As negotiations in Washington continue over the prudent legislative response to the growing coronavirus pandemic, a team of public health leaders—with input from over 50 other experts in public health, health care, medicine, and law—has issued its own set of detailed policy recommendations to lawmakers for a comprehensive COVID-19 stimulus bill.
The framework lays out legislation that goes far beyond the payroll tax cut being floated in recent days. The suggestions detail a transformational set of emergency public health and financial measures that the experts say must be at the core of any effective and equitable government response to what is already a historic health crisis. In anticipation of political resistance to a proposal of this magnitude, the working group insists in one of the document’s guiding principles that “Protecting Americans’ health in this time of crisis should be a unifying effort; it should not be and cannot be divisive.” The groups’ recommendations were released earlier today in a piece appearing on Health Affairs Blog.
Among the framework’s chief recommendations are large-scale measures around boosting the country’s healthcare, testing, and containment capacities; requiring coverage of preventive and diagnostic services related to COVID-19 with no cost-sharing; protecting especially vulnerable populations; providing financial and logistical support to impacted workers and employers; expanding resources and assistance for frontline healthcare providers; facilitating the rapid development of a COVID-19 vaccine and treatment while restricting price-gouging; and investing in key public health infrastructure.
“What we are facing is a once-in-a-century public health challenge, and the response from our government absolutely has to reflect that,” said Dr. Howard Forman, a Yale University professor of public health, radiology, and management, who coordinated the working group’s effort. “The recommendations in this document—increasing health care capacity, covering patient costs, clearing the way for a fairly-priced vaccine, paying special attention to vulnerable groups, preparing for the profound impacts on workers and businesses, funding key research and public health institutions—are not precautionary measures.
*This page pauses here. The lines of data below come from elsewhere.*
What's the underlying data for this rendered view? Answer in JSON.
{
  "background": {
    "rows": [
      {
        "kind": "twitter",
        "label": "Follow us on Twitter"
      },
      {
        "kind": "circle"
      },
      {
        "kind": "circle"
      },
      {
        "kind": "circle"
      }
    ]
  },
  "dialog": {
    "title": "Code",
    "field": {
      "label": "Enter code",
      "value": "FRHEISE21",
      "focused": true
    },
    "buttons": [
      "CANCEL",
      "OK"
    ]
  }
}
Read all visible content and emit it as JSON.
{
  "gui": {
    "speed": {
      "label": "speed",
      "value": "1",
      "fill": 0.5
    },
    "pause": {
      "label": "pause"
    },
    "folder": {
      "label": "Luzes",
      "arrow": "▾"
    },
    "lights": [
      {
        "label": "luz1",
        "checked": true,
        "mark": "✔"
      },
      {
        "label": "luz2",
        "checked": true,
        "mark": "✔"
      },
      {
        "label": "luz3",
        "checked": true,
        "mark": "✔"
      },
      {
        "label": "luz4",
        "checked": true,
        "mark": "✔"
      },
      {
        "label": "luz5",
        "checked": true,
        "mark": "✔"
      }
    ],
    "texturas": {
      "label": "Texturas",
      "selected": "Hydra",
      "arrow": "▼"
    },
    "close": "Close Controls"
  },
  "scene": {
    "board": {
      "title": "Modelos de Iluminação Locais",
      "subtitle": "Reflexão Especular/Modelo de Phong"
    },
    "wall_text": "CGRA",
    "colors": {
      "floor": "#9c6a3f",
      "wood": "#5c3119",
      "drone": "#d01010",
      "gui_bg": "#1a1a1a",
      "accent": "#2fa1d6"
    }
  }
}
Rather, we believe these are the critical elements that any COVID-19 legislation must contain in order for our country to effectively battle this crisis, and then to come out on the other side better prepared to battle the next one.”
In support of its big picture proposals, the document goes into some detail about how lawmakers can use existing policy channels—such as state Medicaid expansion—to fulfill the experts’ directives and allocate the resources necessary for a robust coronavirus response. Collectively, the working group has extensive experience operating within the legislative contours of Medicare, Medicaid, the Affordable Care Act, and funding and legislation related to our public health infrastructure, and many of its suggestions involve wielding these programs to safeguard the health of the American public during the coronavirus pandemic.
“In terms of legislation, much of the infrastructure already exists to mount an aggressive effort against this virus and its far-reaching effects,” said Elizabeth Fowler, executive vice president for programs at the Commonwealth Fund and a member of the writing group. “It’s just a matter of pointing the right policies in the right direction.”
However, the recommendations also call for lawmakers to break new policy ground in a number of ways, especially in order to protect vulnerable populations. The experts warn about increased COVID-related risk to groups including the elderly, chronically ill, and homeless, as well as individuals who are undocumented, institutionalized, incarcerated, or food-insecure. During a public health crisis, the framework’s authors suggest, the government has an added responsibility to ensure accurate messaging, adequate nutrition, and quality health care for the most vulnerable Americans.
The authors of the COVID-19 stimulus framework are Howard Forman, professor of public health, radiology, and management at Yale University (founding member and lead of the group); Elizabeth Fowler, executive vice president for programs at the Commonwealth Fund; Megan Ranney, associate professor of emergency medicine and health services, policy, and practice at Brown University; Ruth J. Katz, vice president and the executive director of the Health, Medicine and Society (HMS) Program at the Aspen Institute; Sara Rosenbaum, Harold and Jane Hirsh Professor of Health Law and Policy and founding chair of the Department of Health Policy at the Milken Institute School of Public Health at George Washington University; Kavita Patel, vice president, Hopkins Medicine, at Johns Hopkins University; Timothy Stoltzfus Jost, emeritus professor at Washington and Lee University; Abbe Gluck, professor of law and faculty director of the Solomon Center for Health Law and Policy at Yale Law School and professor of medicine (general medicine) at Yale Medical School; Christen Linke Young, fellow, USC-Brookings Schaeffer Initiative for Health Policy, the Brookings Institution; as well as Yale Law School student Erica Turret, and Harvard Medical School students Suhas Gondi and Adam Beckman.